The Bureaucratic State

Before the administrative state was named, it was called the bureau government.  Garet Garrett defined it in his book, The People’s Pottage.  From a Mises Institute condensation, titled, “The American Empire,” (CC BY-NC-ND 4.0), we read,

What Empire needs above all in government is an executive power that can make immediate decisions, such as a decision in the middle of the night by the President to declare war on the aggressor…

The Federal income-tax law of 1914 gave the government unlimited access to wealth and, moreover, power for the first time to levy taxes not for revenue only but for social purposes, …for redistribution of the national wealth.

Congress received from the White House laws that were marked “must.”  Its principal function was to enact and [fund] them.  The part of the Supreme Court was to make everything square with the Constitution by a liberal reinterpretation of its language.

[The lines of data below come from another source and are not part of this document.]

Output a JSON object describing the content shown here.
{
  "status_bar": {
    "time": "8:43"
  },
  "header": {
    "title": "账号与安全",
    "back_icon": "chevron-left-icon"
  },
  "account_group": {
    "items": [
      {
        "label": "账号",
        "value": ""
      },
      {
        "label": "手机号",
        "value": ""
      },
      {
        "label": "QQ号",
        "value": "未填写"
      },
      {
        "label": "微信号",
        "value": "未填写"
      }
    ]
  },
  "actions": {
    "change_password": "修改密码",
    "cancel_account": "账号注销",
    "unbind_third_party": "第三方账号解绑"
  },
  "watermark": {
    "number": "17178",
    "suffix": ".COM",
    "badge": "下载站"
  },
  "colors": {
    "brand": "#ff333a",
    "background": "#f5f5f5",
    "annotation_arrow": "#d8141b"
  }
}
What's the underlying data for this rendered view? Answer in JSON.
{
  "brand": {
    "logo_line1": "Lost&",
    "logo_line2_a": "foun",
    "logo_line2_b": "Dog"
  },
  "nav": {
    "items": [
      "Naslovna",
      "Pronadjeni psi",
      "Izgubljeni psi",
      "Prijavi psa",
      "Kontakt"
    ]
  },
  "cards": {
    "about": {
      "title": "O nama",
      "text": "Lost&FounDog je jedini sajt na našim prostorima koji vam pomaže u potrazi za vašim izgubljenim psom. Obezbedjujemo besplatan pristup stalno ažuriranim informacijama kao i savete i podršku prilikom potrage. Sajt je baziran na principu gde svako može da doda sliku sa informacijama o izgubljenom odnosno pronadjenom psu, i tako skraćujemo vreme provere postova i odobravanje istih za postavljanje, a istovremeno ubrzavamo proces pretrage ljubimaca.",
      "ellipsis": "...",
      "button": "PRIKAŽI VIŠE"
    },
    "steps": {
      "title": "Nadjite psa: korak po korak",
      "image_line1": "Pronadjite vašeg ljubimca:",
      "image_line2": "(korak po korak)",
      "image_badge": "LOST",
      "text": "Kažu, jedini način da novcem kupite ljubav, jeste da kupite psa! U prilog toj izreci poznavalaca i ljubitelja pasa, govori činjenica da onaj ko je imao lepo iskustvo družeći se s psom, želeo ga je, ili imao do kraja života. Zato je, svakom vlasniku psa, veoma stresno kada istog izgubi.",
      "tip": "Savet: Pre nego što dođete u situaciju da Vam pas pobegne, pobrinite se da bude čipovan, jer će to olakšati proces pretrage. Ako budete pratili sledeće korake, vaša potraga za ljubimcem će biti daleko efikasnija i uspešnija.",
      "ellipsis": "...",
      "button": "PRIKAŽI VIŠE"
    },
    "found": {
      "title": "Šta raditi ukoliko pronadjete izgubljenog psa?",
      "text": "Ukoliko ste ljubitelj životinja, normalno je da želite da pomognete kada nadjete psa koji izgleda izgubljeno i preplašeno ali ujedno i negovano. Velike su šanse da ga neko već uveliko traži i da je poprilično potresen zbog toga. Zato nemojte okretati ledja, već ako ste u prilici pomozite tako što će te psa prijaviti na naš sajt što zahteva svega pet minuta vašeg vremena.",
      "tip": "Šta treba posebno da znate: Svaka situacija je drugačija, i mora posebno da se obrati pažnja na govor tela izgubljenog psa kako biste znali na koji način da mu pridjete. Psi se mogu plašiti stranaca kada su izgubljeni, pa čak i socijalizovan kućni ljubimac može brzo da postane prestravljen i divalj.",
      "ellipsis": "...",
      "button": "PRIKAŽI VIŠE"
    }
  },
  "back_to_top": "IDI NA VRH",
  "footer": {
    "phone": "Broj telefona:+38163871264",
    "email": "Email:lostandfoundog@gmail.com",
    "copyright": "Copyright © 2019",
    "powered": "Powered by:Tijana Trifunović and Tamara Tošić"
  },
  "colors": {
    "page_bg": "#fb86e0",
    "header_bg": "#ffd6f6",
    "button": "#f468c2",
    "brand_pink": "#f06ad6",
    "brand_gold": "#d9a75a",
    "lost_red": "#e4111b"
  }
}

The word executive came to have its new connotation.  For all the years before when you spoke of the executive power of government you meant only the power to execute and administer the laws.  Henceforth it would mean the power to [rule].

Garrett concludes, “The result is Bureau Government, administered by bureaucrats who are not elected by the people…”  He then examines the ways that executive power expands.

(1) By delegation.  That is when the Congress delegates one or more of its constitutional powers to the President and authorizes him to exercise them.

(2) By reinterpretation of the language of the Constitution.  That is done by a sympathetic Supreme Court.

(3) By innovation.  That is when, in this changing world, the President does things that are not specifically forbidden by the Constitution because the founders never thought of them.

(4) By the appearance in the sphere of Executive Government of what are called administrative agencies, with power to issue rules and regulations that have the force of law.

(5) By usurpation.  That is when the President willfully confronts Congress with what in statecraft is called the fait accompli – a thing already done – which Congress cannot repudiate without exposing the American government to the ridicule of nations…

(6) Lastly, the powers of Executive Government are bound to increase as the country becomes more and more involved in foreign affairs.  This is true because, both traditionally and by the terms of the Constitution, the province of foreign affairs is one that belongs in a very special sense to the President.

Examining the administrative state more deeply, Garrett writes,

These [administrative] agencies have built up a large body of administrative law which people are obliged to obey.  And not only do they make their own laws; they enforce their own laws, acting as prosecutor, jury and judge; and appeal from their decisions to the regular courts is difficult because the regular courts are obliged to take their findings of fact as final.  Thus, the constitutional separation of the three governmental powers, namely, the legislative, the executive and the judicial, is entirely lost.

Garret wrote this seventy years ago.  Sadly, generations of conservative opinion makers seem to have made their fortunes from this kind of material.  Garrett was conveniently forgotten.  The administrative state has only grown larger these many years.